With some of the latest SUVs and hatchbacks launching with features previously reserved for premium cars, upmarket brands are having to up their game. Some are certainly worth the money - our latest tests reveal multiple Best Buys - but there are some disappointments as well. Find out the full results through the links below.
Premium brands can cover a huge price range - the BMW 1 Series hatchback starts from £24,430 while Audi's all-electric e-tron comes in at a whopping £72,327.
Our rigorous lab and road tests cut through brand biases to find out which models really live up to their badge. We leave no stone unturned - whether it's a great drive, reliability, practicality, fuel efficiency, emissions, safety and more, our comprehensive reviews have you covered.
It aims to deliver the expected BMW drive appeal, as well as refinement with an easy-to-use infotainment system and subtle improvements over its predecessor, including a larger and cleaner cabin layout.
We've just tested its 190hp 320d diesel engine. This is likely to prove popular with buyers due to its upgraded performance potential, with BMW claiming this doesn't significantly affect fuel economy. Our lab tests find out if this is true.
However this does mean lightweight bucket seats, which give prominence to the drive above the driver's comfort.
In rarefied supercar tradition, the engine is mounted in the middle of the car, between the seats and boot. This should give it optimal balance for cornering.

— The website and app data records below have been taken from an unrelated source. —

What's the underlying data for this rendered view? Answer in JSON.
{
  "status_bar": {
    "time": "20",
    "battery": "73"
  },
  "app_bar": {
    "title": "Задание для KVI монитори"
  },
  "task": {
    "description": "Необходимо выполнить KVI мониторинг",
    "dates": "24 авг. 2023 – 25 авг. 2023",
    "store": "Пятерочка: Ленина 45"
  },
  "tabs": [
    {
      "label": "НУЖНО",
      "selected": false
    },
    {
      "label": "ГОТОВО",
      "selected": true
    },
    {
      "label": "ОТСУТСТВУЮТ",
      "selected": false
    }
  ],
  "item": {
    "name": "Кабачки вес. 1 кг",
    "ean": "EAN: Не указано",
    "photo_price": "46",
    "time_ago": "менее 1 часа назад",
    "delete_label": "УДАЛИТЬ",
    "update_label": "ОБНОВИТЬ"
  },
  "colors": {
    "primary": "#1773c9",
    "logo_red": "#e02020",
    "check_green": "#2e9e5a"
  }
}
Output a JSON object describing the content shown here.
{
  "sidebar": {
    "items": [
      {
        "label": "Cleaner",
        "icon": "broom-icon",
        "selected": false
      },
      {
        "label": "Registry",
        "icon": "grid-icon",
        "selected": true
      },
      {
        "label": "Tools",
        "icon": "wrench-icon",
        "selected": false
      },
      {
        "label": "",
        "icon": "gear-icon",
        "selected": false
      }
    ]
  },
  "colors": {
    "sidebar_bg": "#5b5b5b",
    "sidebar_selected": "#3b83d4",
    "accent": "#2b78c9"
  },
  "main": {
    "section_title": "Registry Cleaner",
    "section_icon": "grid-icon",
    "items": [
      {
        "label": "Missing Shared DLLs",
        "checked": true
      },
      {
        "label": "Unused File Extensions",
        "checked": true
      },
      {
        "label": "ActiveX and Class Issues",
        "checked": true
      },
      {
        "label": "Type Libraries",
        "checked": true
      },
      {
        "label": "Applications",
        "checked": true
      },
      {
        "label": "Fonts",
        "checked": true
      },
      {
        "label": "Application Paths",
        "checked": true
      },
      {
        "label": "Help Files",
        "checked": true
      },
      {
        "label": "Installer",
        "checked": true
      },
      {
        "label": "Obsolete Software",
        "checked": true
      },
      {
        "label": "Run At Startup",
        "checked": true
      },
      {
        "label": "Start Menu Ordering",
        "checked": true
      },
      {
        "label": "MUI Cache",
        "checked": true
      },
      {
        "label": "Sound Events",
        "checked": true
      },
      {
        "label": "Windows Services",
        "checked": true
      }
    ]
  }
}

The E-Pace aims to appeal to keen drivers with an agile and entertaining drive, despite its SUV design (SUVs are heavier and have a higher centre of gravity than traditional hatchbacks).
Leather upholstery, LED headlights, alloy wheels, sat nav and Apple Carplay/Android Auto come as standard. There are six trim levels to choose from to add even more features.
Most petrol and diesel engines come with four-wheel-drive and automatic transmission.
The Toyota Corolla Hybrid is a classic example of a mainstream brand clipping at the heels of premium rivals, with many upmarket features as standard. This includes heated front seats, 16-inch alloy wheels, automatic LED headlamps, a reversing camera and a 7-inch touchscreen.
Plus it looks built for the future with 's hybrid powertrain, alongside a new larger 2.0-litre hybrid engine option in response to demand from Toyota hybrid owners wanting more power and responsiveness from their cars.
Despite only being slightly larger in capacity than the 122hp 1.8-litre unit, which is also available in the Corolla, the 2.0-litre engine option is 62hp more powerful, generating 184hp. This rivals offerings from more premium brands and, despite the power increase, the 2.0-litre enjoys staying within the same tax band for CO2 emissions as the 1.8-litre.
The e-tron's well decked-out as standard with two centre touchscreens, leather upholstery and a 'Virtual Cockpit' digital instrument display. Plus all-wheel-drive and adaptive air suspension.
Audi claims you can recharge 80% of the battery in 5.5 hours at home with an AC cable, and can do the same in 30 minutes with DC fast charging en route.
Like the rival and , it's a showcase of the brand's latest technology. BMW uses a lot of carbon fibre to reduce its weight for agile driving, as well as air suspension as standard for supreme comfort.
2019 saw the 7 Series enjoy a mid-life update following its original launch in 2015. BMW's useful reversing assistant has been added, which automatically backs up the car for 50 metres following the exact path it's just been driven - handy when you're backing up to give way on a tricky country road.
But the most striking changes are outside. The front end is now dominated by a huge grille that's 40% larger than the pre-facelift model, aimed at appealing to the Chinese market which favours the divisively showy new styling.